(Entries taken from a collection)
****************************************

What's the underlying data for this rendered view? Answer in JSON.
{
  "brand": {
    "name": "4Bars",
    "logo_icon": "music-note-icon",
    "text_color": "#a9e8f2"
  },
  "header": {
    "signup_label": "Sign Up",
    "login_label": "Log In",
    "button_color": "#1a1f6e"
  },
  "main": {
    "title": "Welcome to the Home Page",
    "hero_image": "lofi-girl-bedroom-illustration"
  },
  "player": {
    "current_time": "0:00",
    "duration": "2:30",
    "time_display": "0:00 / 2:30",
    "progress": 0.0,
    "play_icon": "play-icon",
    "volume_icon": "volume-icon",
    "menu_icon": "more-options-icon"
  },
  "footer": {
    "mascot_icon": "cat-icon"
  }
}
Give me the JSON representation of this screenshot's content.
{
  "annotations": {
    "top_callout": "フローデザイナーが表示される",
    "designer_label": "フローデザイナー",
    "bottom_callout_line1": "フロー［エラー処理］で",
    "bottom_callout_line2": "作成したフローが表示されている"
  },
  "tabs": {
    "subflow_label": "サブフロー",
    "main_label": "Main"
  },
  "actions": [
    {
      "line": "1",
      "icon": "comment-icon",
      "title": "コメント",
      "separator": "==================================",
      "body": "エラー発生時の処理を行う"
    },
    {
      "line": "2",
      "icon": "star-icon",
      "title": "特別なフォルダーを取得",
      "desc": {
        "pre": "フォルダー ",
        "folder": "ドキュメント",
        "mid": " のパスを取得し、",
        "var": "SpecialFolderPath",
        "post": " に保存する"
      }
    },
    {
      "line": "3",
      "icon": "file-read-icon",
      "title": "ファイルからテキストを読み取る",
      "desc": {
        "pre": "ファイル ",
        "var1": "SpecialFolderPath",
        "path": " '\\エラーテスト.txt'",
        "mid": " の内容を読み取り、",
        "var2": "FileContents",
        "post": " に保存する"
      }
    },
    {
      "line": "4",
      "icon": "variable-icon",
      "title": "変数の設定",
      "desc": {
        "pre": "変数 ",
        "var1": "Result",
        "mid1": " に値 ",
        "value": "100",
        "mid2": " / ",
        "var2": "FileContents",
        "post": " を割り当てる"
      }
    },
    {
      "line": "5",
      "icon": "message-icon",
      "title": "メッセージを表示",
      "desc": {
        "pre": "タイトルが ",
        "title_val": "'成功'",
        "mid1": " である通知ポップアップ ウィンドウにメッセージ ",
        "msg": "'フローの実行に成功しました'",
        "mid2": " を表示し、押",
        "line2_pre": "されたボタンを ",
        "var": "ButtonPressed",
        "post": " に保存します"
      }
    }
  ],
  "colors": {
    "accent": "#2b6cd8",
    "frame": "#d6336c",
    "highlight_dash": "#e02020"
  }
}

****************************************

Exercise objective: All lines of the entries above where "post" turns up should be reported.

Response:
        "post": " に保存する"
        "post": " に保存する"
        "post": " を割り当てる"
        "post": " に保存します"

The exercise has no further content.